### Directions
In the entries below, count the lines holding "JSON". Reply with the number only.
==== Given data
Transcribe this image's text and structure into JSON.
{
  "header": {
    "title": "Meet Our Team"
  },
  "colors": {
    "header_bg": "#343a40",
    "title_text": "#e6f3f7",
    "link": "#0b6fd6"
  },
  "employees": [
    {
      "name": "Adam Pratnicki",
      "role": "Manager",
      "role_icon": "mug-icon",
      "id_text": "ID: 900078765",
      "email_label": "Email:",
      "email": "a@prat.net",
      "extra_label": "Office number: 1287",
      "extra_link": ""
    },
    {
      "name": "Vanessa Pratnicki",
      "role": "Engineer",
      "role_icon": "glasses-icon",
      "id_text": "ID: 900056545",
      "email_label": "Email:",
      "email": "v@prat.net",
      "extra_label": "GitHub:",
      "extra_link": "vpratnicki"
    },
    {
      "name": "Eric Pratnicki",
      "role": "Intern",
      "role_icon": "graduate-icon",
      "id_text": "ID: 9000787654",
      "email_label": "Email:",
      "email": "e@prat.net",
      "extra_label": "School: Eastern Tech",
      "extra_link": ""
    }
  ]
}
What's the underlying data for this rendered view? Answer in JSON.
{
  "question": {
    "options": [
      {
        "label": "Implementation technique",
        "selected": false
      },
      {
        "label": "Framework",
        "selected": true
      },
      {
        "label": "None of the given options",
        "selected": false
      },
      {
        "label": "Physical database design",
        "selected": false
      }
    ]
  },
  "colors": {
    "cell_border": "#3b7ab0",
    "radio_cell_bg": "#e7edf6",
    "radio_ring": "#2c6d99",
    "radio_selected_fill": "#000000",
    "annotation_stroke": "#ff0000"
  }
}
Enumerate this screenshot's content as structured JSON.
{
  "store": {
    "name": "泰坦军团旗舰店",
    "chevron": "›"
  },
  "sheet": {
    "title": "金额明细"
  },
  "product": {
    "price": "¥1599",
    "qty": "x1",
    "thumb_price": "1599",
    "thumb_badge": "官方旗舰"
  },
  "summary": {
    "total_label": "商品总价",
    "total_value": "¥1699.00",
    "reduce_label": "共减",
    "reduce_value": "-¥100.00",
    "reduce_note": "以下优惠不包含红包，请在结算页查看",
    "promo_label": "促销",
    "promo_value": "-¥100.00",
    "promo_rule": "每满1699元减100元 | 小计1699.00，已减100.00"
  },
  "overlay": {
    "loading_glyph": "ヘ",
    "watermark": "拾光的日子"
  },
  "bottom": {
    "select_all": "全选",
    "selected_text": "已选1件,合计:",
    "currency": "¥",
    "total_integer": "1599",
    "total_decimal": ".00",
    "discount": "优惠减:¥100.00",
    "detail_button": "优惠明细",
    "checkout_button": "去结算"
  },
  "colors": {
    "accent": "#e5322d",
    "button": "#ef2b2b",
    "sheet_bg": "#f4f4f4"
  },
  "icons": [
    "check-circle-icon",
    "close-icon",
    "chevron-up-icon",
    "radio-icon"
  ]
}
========
### Written solution
3